Widowhood is one of those life events that no one can really prepare for. You may think you’re ready, but when that happens it’s often a shock. And yet, life goes on. In the midst of your grief, you must find a way to continue living.

Mélanie, a young mother of two children, shares her story and how she was able to face this painful ordeal.

“Yes, life goes on. These are the words in which I sought comfort when my husband passed away unexpectedly. I found myself a widow at only 30 years old, with two young children to raise alone. Although it was not easy, I found the strength to know that I am not alone. There are millions of other widows who know exactly what I’m going through. In this article I will tell you my story of being widowed and how I learned to cope with the new normal. I hope my words will bring some comfort to other widows (and widowers) who find themselves in this situation.

On a sunny June day, I was sitting on the porch enjoying a cup of coffee when I got the call. My husband had been in a car accident, and he was dead. I was widowed at the age of 30. In the days and weeks that followed, I felt like I was living in a fog. I was doing the gestures of everyday life, but I couldn’t concentrate on anything. I was surrounded by my family and friends, but I felt so alone. Slowly, but surely, I started to put my life back together. I found comfort in my faith and in the knowledge that my husband would always be with me in spirit. I also learned to lean on my friends and family for support. Today, almost two years after his death, I am still grieving, but I am also living. I learned to cherish happy memories and find joy in the little things. And I know my husband would have wanted me to be happy.

Resume a new life after the death of a spouse.

It’s not easy to move on, but here are some ways to ease the pain and move on.

  1. Express your emotions.

Young widows/widowers who have dependent children may find it more difficult to cope with the stages of bereavement. Having dependent children after the sudden death of a spouse can be a different emotional challenge.

It is not easy to take care of children while working and dealing with pain. The living spouse who finds themselves in this situation will struggle to find the hope or the energy to move on. He must be emotionally stable to support his children as they mourn the loss.

Repressing your emotions and not having time to grieve is unhealthy. The grieving process requires a great deal of emotional expression, so grieve and allow yourself to be vulnerable around the people you care about.

  1. Relaunch your own life.

Finding a new direction to face the future can be a special joy. After the death of a spouse, a supportive family and a sense of accomplishment can become your psychic income.

Breathe new life into your life by leaving your mark.
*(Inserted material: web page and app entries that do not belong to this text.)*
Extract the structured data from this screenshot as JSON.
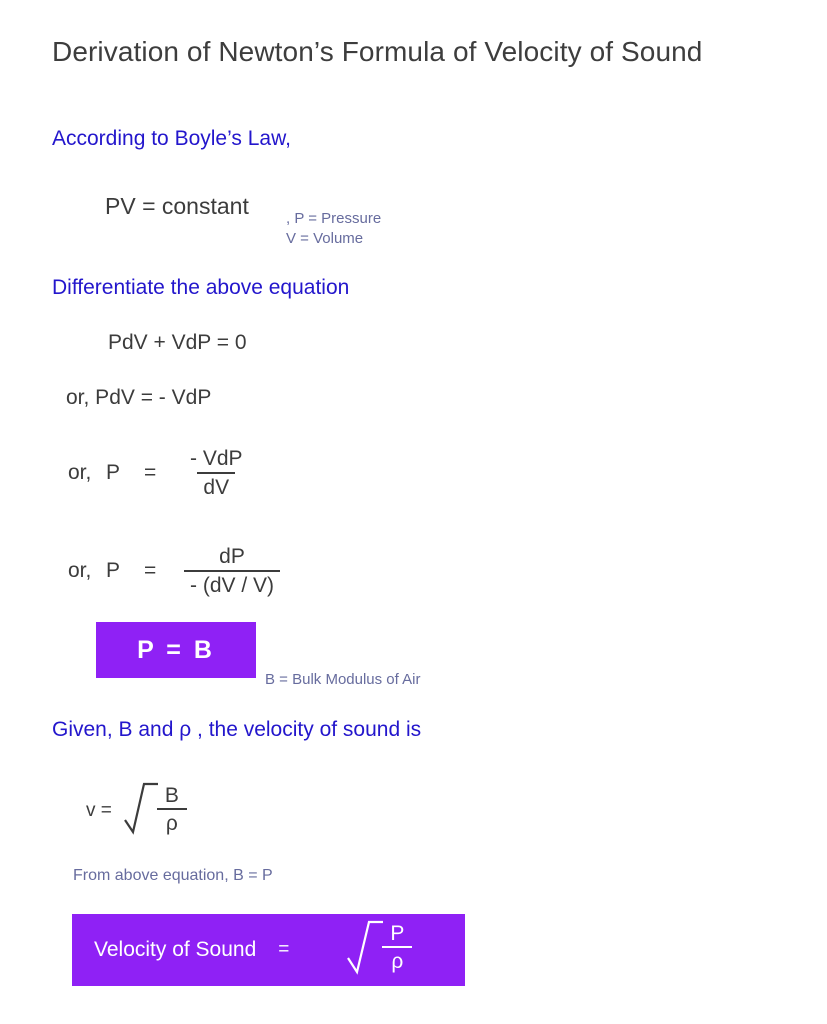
{
  "document": {
    "title": "Derivation of Newton’s Formula of Velocity of Sound",
    "background_color": "#ffffff"
  },
  "colors": {
    "title_text": "#3d3d3d",
    "statement_blue": "#2316cc",
    "math_dark": "#3c3c3c",
    "annotation_gray_purple": "#676c9e",
    "highlight_purple": "#8f21f5",
    "highlight_text": "#ffffff"
  },
  "sections": {
    "boyle": {
      "heading": "According to Boyle’s Law,",
      "equation": "PV = constant",
      "annotation_line1": ", P = Pressure",
      "annotation_line2": "V = Volume"
    },
    "differentiate": {
      "heading": "Differentiate the above equation",
      "step1": "PdV + VdP = 0",
      "step2": "or,   PdV  =  - VdP",
      "step3": {
        "prefix_or": "or,",
        "lhs": "P",
        "equals": "=",
        "numerator": "- VdP",
        "denominator": "dV"
      },
      "step4": {
        "prefix_or": "or,",
        "lhs": "P",
        "equals": "=",
        "numerator": "dP",
        "denominator": "- (dV / V)"
      }
    },
    "result_box": {
      "expression": "P  =  B",
      "annotation": "B = Bulk Modulus of Air"
    },
    "velocity": {
      "heading": "Given, B and ρ , the velocity of sound is",
      "formula": {
        "lhs": "v =",
        "numerator": "B",
        "denominator": "ρ"
      },
      "note": "From above equation, B = P"
    },
    "final_box": {
      "label": "Velocity of Sound",
      "equals": "=",
      "numerator": "P",
      "denominator": "ρ"
    }
  }
}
Start a non-profit group or get involved in meaningful volunteer activities. Try working with a local community foundation where you will feel closer and connected to those around you.

  1. Make connections.

Widows/widowers who are at retirement age are already prone to health problems due to loneliness, as the loss of a spouse can lead them to depression.

You don’t have to go through the grieving process alone. Surround yourself with people who can help you. A support system made up of family, friends and support groups will help you get through this sad time.

You can make new friendships by sharing your experience. Join a book club or community activities with new people. Talk to someone you can draw strength from.

  1. Foster an attitude that allows rebirth.

If you are experiencing complicated grief where normal grief does not occur, be patient. Give yourself time. The inability to come to terms with the death of a husband or wife can take months or longer.

Soon you will feel the sadness, anger, and fatigue fading away. You will begin to take an interest in others and the outside world again.

You will rejoice in the happiness of others instead of becoming embittered or saddened. This will be the sign of your rebirth. All of this will be a thing of the past. Don’t tell yourself that you will never get over the death of your spouse.

  1. Avoid alcohol and drugs.

Finding solace in antidepressants, alcohol and drugs will only make your situation worse. These substances can make it difficult to think clearly and make good decisions. They can also lead to problems at work, in finances and in relationships. If you are struggling to cope with the loss of your spouse, seek help from friends, family or a counselor. These people can offer you support and advice during this difficult time. Avoiding alcohol and drugs will help you cope in a healthy way and get through this difficult time.

  1. Let yourself go at your own pace of letting go.

Allow yourself to grieve, because your emotions are important. The healing process may be slow, but you are getting there.

Do what you can without rushing the healing process, as forcing it to end sooner will most likely result in incomplete healing.

  1. Talk to a mental health professional.

Discussing your inner thoughts and feelings with a professional can help you understand and process your emotions.

Can a widow or widower turn the page?

Mélanie’s story is an example of many others who have gone through the same situation and are still with us with a smile on their face. Remember that you are strong, you are able to overcome all hardships and you live in hope of making your late husband or wife proud of you and your achievements.

* criptom strives to transmit health knowledge in a language accessible to all. In NO CASE, the information given can not replace the opinion of a health professional.